We even possibly found the remains of a crab.  This is exciting because crab remains are never found in sites on Kodiak, but no one knows if that is because Alutiiq people did not eat them because of a food taboo or because they are too fragile to last long in the middens.  The fact that we found one crab bone would indicate that they SHOULD be preserved in middens and lends credence to the fact that Alutiiq people probably did not eat crabs.  The 1 crab bone may have been in the stomach of a seal or halibut butchered on the site.

The fauna from the midden will be analyzed this fall, and we will also find out if we really got a crab part.  I got my fingers crossed!

3800 year old net weight found in the 'black Kachemak' layer

The most exciting discovery for me was the evidence for 3 different episodes of smoke-processing at the site.  The site is situated right next to a deep and biologically productive portion of Kiliuda Bay, and Alutiiq people have clearly been going to the same place to fish and hunt for at least 5000 years.  And they chose the exact same spot to smoke process their catch.

At the top of the site we found relatively small, late prehistoric pits filled with rocks and charcoal, and capped with blocks of sods.  The sod was probably used to 'slow down' the fires.  These pits were associated with cod bones - so they were probably used to smoke process cod.

Funnily enough the older smoke processing features were much more elaborate.  The oldest feature was probably up to 15 feet across and had a roof covered with dirt and sod. This structure appears to have burned down and collapsed.  The 3800 year old features were extensive but seem to have lacked roofs.

Anyway, all this is pretty preliminary and a tad bit speculative. But it is good to have some initial impressions.  Now comes the analysis in the lab - will my initial impressions hold up under analysis? I'm also sure that some exciting discoveries will come out of the lab analysis itself!

Patrick

The burned roof of a 5000? year-old structure



Cod bones associated with a 500 year old smoke processing pit

The site today - 500 years ago it was much larger and extended out where there is beach today

Nice view from the screen - Alex hard at work

Blueberries and Fireweed


On Thursday Stuey and I found the first ripe blueberries of the year - at least the first I've seen. This is 3 weeks later than the first blueberry of last year. I also noticed that the fireweed is starting to bloom.  So summer is peaking and the end is nigh.

It is a horrible berry year.  There are very few salmonberries or blueberries to be found.  Funnily enough but there are decent numbers of blueberries and salmonberries up in the alpine.  I think this is because they were protected from the cold winds of winter under a blanket of snow.  But down low the pickings are pretty bad.  Stuey and I could not find any blueberries at all under the trees in Abercrombie.  And yet the red currants in my yard have a bumper crop of berries this year.  So not all berries are doing badly - just blueberries and salmonberries.

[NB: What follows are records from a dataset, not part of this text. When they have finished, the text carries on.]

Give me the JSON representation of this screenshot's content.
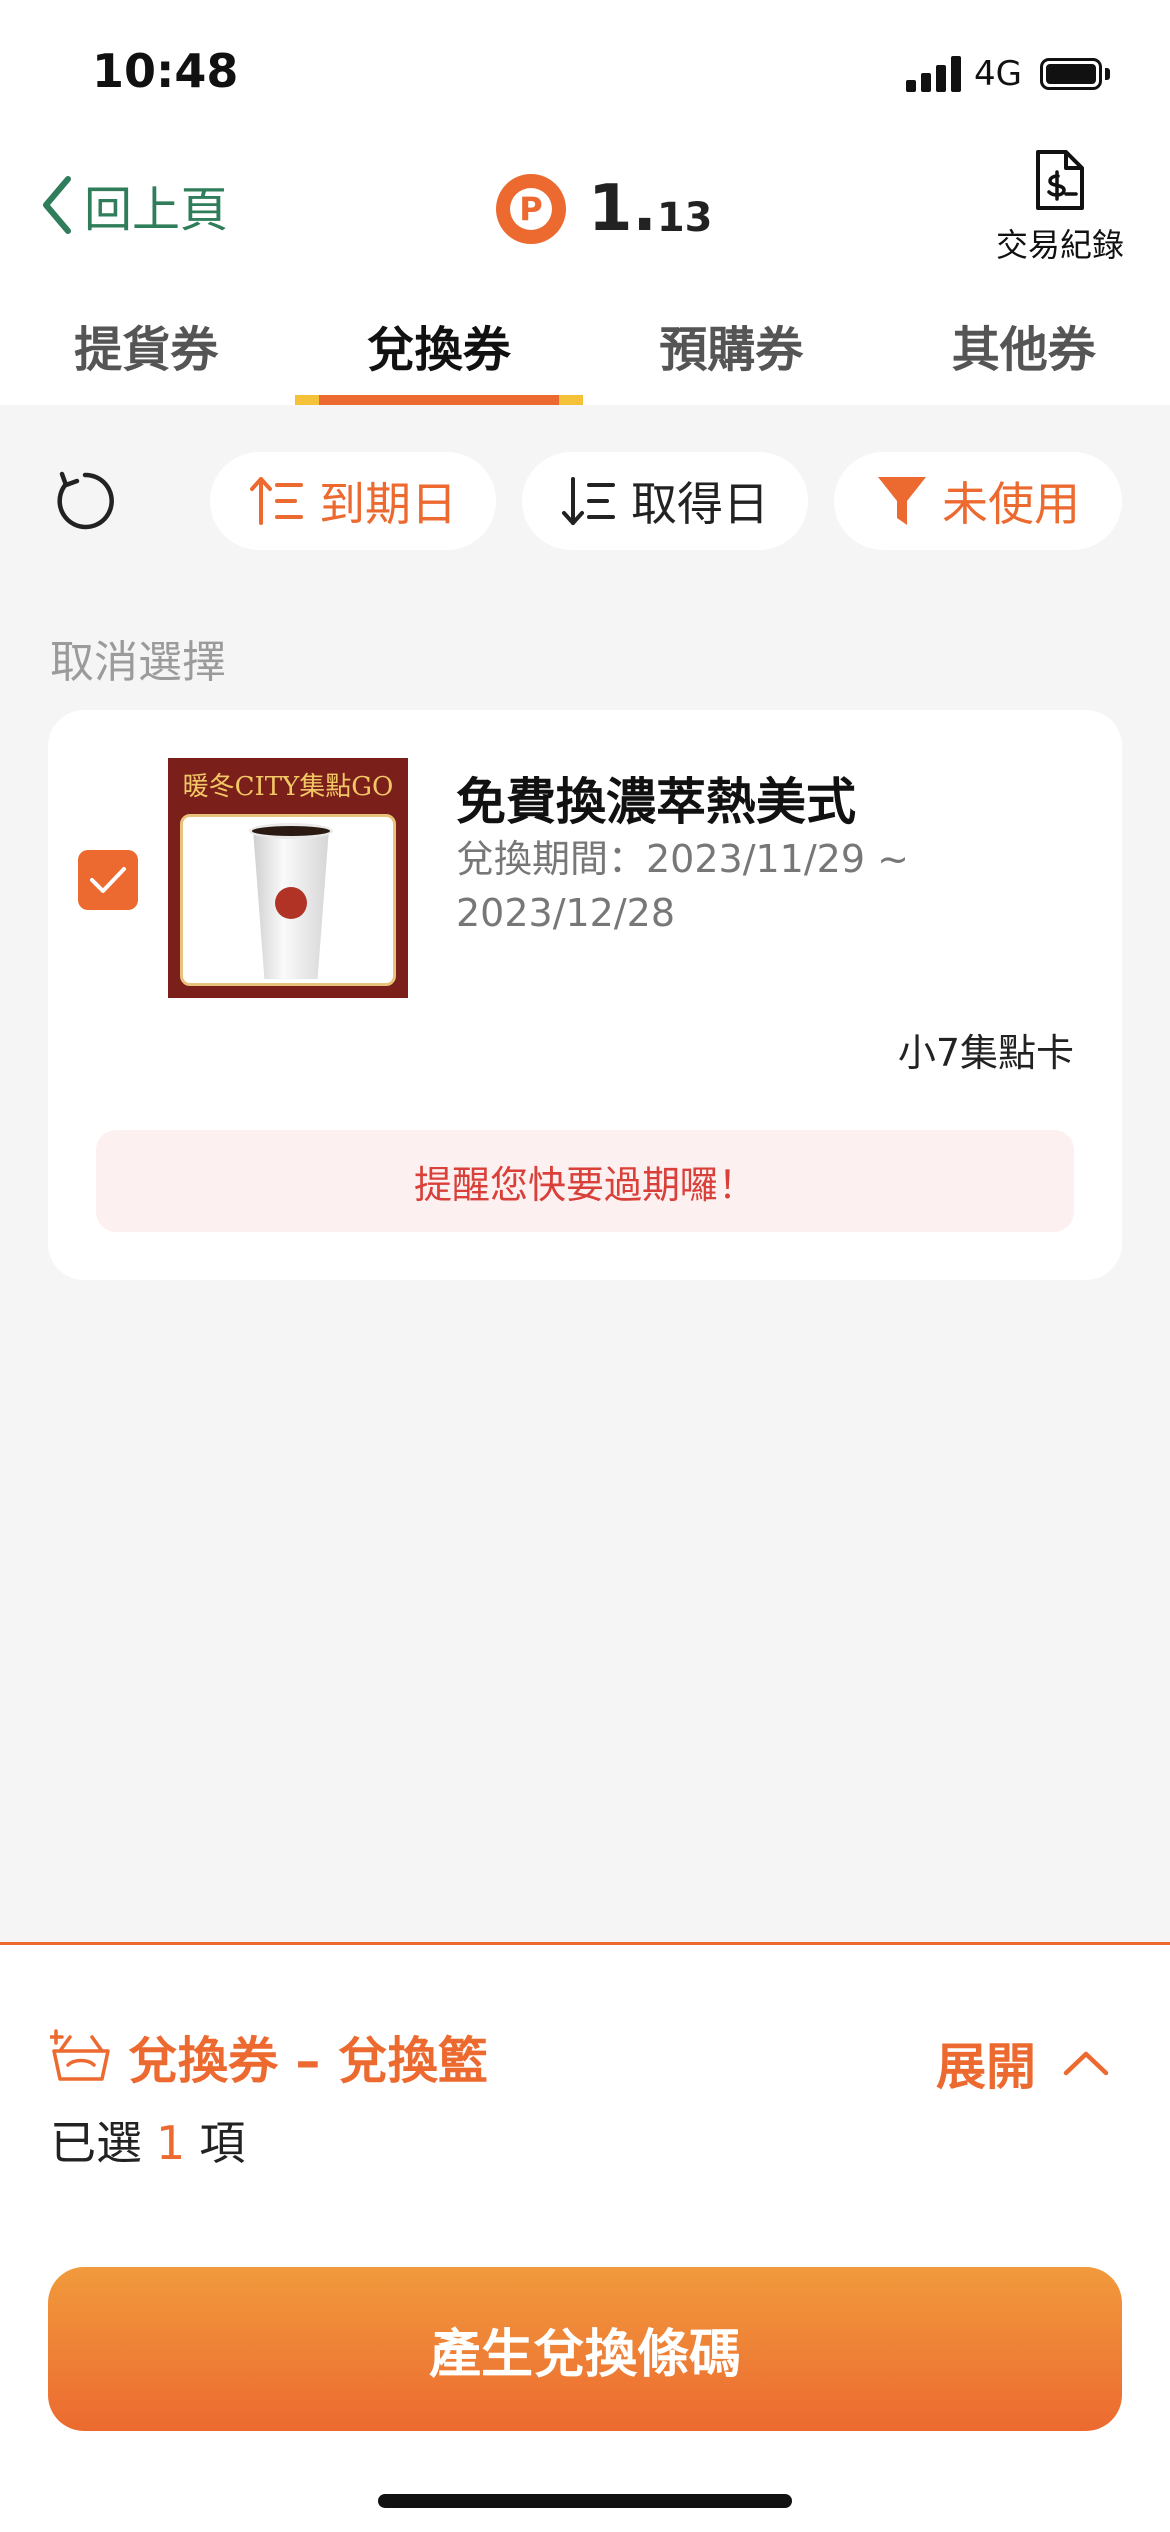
{
  "status_bar": {
    "time": "10:48",
    "network": "4G"
  },
  "nav": {
    "back_label": "回上頁",
    "points_badge": "P",
    "points_integer": "1.",
    "points_decimal": "13",
    "records_label": "交易紀錄"
  },
  "tabs": [
    {
      "label": "提貨券",
      "active": false
    },
    {
      "label": "兌換券",
      "active": true
    },
    {
      "label": "預購券",
      "active": false
    },
    {
      "label": "其他券",
      "active": false
    }
  ],
  "toolbar": {
    "sort_expiry": "到期日",
    "sort_acquired": "取得日",
    "filter_unused": "未使用"
  },
  "cancel_selection": "取消選擇",
  "coupons": [
    {
      "thumb_banner": "暖冬CITY集點GO",
      "title": "免費換濃萃熱美式",
      "period_line1": "兌換期間：2023/11/29 ~",
      "period_line2": "2023/12/28",
      "issuer": "小7集點卡",
      "reminder": "提醒您快要過期囉！",
      "checked": true
    }
  ],
  "basket": {
    "label": "兌換券 – 兌換籃",
    "expand_label": "展開",
    "selected_prefix": "已選",
    "selected_count": "1",
    "selected_suffix": "項"
  },
  "cta_label": "產生兌換條碼",
  "colors": {
    "accent": "#ec6a30",
    "back_green": "#2f7d5a",
    "reminder_text": "#d9403a"
  }
}
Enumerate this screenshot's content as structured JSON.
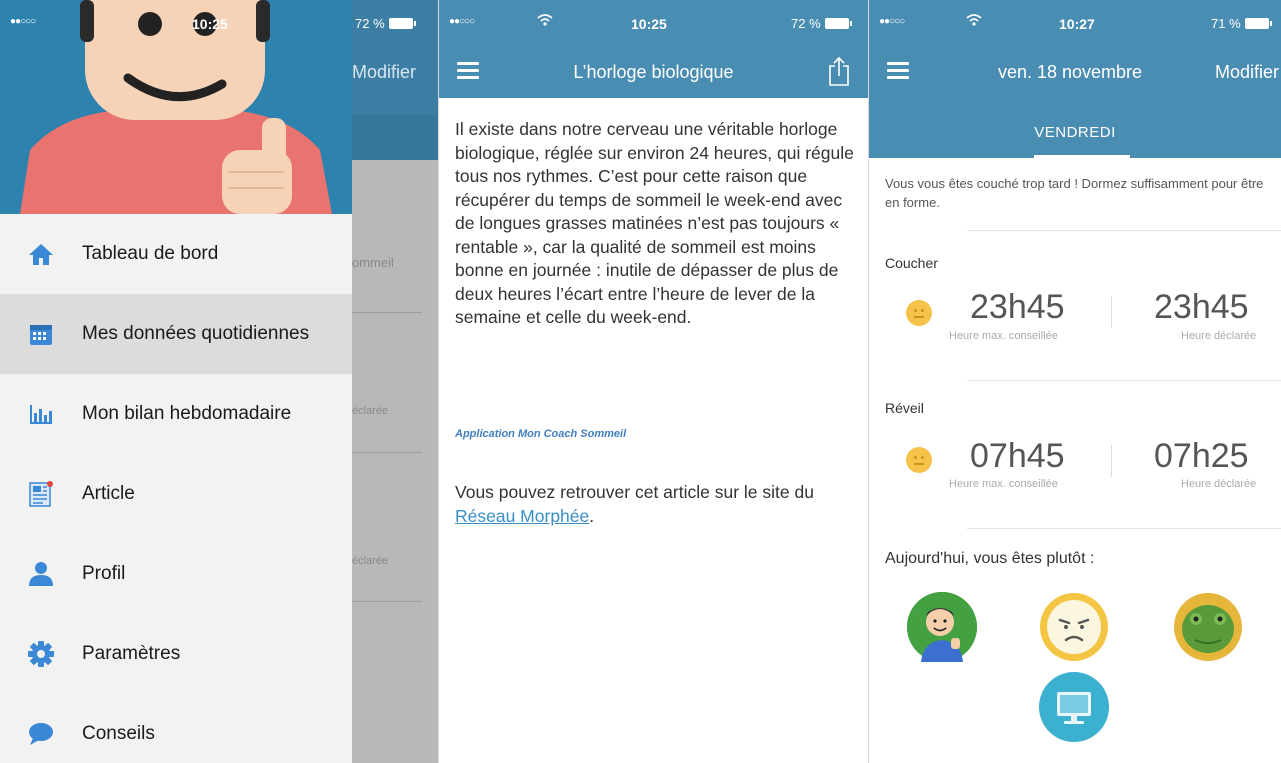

I guess we'll be climbing the mountains for our blueberries this year!  Patrick